  7. Call Me
    This has to be the most chauvinist, egotistical sentiment on the album - "Call me if you need my love". Truly awful. Only a 70s rock star could write or song this. But musically its perfectly fine, really quite good actually. Sounds like a pure Brian May song.
  8. Voodoo
    Bluesy. One of the best songs on the album. I can't really imagine Freddie singing this one.
  9. Some Things That Glitter
    Surely the most nonsensical opening line on the album: "Once I loved a butterfly, don't wonder how, don't ask me why...". Yet another ballad. Yet another perfectly serviceable song, neither great not bad. Guitar work kind of reminiscent of the late 70s Queen stuff.
  10. C-Lebrity
    Another Roger lyric.

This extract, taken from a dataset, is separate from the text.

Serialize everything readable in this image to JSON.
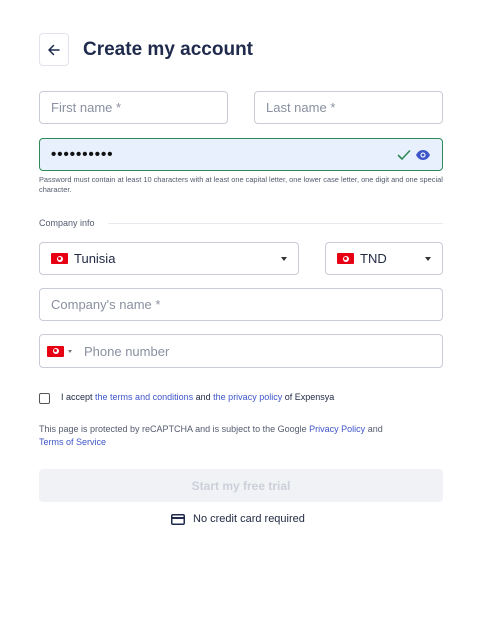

Rock song by numbers. Scores a 'C-' try harder next time.
  11. Through the Night
    Guitar ballad. Something annoys me about the way that PR sings the word 'through' every time. And as it occurs many times in this song its hard to get past it. "Throooeoeoooough". But there's lots of nice guitar bits in there too. A bit like 'Nothin but blue', in a good way.
  12. Say It's Not True
    Well, we've heard this before. In this version it comes across more like "Foreign Sand" than I'd noticed before. But as Foreign Sand is Roger's best solo track since Freddie died, that's not necessarily a bad thing. Its a small song, more suited to Roger's and Brian's voices and kind of loses its 'smallness' when PR's big voice takes over.
  13. Surf's Up... School's Out!
    A jam session that should really be a single b-side, not on the album. Quite a lot of cliche rolled into one song.
  14. Small Reprise
    The guitar ballad style reprise to 'Small' (track 4). Not really a track in its own right.
So. If you like Brian May's solo work, you'll almost certainly like this. If you like Paul Rodgers stuff, you'll probably like this. If you're a Queen fan, you might like this. But its not really Queen.

Labels: , , ,